Tramway's History

Explore the history of one of Scotland's best-loved arts venues


Tramway is one of Scotland’s most internationally acclaimed venues for contemporary visual and performing art. The very distinctive architecture, character and history of the venue itself is a catalyst to artistic practice, and has ensured that Tramway is a unique place to produce and engage with inspiring and diverse contemporary art.

Founded over thirty years ago in a former Tram depot, Tramway is a vast former industrial space which encompasses multiple galleries and theatre venues. The venue is now an architectural and cultural landmark that has played a vital role as both an artistic and community hub for many years. 

Read on to find out a little more about the venue's origins as an arts venue.

An archive photo depicts a busy factory floor in the early 20th century
An archive photo depicts a tram displayed in an old museum gallery

Images above:
Right - Coplawhill tram shed factory floor
Left - The original Museum of Transport 

The building began life in 1893 as the Coplawhill tram shed and, in the early years of the twentieth century, it served as the city’s main tram terminus, depot and factory.
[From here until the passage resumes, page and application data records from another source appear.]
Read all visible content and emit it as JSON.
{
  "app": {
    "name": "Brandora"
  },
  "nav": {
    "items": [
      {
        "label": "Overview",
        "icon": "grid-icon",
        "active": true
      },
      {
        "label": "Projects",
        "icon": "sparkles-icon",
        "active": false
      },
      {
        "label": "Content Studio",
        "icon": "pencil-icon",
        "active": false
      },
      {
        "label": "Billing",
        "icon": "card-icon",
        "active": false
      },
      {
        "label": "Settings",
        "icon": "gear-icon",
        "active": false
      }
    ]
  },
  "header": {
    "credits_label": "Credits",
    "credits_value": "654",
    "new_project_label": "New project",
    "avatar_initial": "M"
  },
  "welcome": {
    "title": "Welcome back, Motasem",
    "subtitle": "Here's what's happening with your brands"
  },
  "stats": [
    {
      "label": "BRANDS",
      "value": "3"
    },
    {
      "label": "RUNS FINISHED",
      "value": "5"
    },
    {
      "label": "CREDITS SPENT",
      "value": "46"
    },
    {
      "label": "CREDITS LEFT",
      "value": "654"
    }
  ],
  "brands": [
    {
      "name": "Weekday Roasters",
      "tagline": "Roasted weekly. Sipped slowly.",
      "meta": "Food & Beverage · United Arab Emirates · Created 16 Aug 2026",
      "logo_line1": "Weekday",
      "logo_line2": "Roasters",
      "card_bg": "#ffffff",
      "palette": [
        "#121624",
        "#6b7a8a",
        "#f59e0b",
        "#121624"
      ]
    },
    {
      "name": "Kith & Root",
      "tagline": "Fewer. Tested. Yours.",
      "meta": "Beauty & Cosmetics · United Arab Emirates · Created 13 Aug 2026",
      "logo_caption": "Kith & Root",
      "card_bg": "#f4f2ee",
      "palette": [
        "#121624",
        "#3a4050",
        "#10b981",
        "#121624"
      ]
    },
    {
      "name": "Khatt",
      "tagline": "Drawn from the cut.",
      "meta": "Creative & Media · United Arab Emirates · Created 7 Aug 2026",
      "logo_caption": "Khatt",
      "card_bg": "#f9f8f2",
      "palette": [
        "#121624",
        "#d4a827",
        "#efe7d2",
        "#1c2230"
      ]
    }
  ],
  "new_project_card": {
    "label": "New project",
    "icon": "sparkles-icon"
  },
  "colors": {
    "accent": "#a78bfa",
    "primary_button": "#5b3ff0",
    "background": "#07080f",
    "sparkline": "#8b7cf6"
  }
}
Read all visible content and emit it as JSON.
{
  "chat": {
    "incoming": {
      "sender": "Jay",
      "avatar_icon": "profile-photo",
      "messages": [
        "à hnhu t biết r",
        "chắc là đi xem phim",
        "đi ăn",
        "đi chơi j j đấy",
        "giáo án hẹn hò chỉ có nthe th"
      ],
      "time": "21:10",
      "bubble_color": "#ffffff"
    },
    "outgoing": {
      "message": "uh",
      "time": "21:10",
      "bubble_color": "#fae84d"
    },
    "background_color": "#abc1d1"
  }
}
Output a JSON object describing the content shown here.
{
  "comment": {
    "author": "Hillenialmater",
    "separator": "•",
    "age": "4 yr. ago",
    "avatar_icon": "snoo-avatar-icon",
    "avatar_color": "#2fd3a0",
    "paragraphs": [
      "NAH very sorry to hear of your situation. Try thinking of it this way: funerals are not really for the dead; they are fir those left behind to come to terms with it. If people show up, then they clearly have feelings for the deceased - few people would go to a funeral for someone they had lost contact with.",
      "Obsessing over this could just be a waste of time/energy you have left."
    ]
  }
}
Following the demise of the trams in the 1960s, the building was transformed into the Museum of Transport. In 1986, when the Museum of Transport to Kelvinhall in Glasgow’s west end, the vacant building faced demolition until ambitious plans were developed during the late 1980s in preparation for Glasgow’s year as City of Culture 1990.

Tramway was launched as a direct result of the search for a venue that had the capacity to house what would be, in 1988, the only UK performances of Peter Brook’s Mahabharata. In 1989, the acclaimed British sculptor Andy Goldsworthy staged his now internationally renowned project Snowballs in Summer in what would become Tramway’s principal gallery space.

Images below:
Right - Production shot from Peter Brook's Mahabarata
Left - An early gallery layout at Tramway


Two performers in traditional Indian dress
A black and white photo of people in a large gallery space, taken from above

Ambitious plans were developed for Glasgow’s year as City of Culture 1990 and Tramway’s full potential as a major International venue was realised during 1990/91. In 1998 Tramway was awarded Scottish Arts Council National Lottery funding to help redevelop the vast building with improved theatre and exhibition spaces.

From then on, Tramway’s artistic programme has been built upon its historical reputation, evolving with recent developments in artistic practice to encompass interdisciplinary ways of working and embracing new approaches to artistic production. Its policy of risk-taking and innovation has seen it bring some of the best international work to Scotland and the UK for the first time.

Since 2004, Tramway has hosted and co-commissioned work biannually for the prestigious Glasgow International Festival, and in 2015 it hosted the Turner Prize exhibition in its galleries, the first time this prestigious exhibition had travelled to Scotland. Also in 2015, Tramway founded Dance International Glasgow (DIG) a biennial festival of dance for the city dedicated to pushing performance in new directions.

To read more about our recent exhibitions and performance programme visit our Archive, which covers 2015 onwards.

To find out more about Tramway today, visit About Tramway.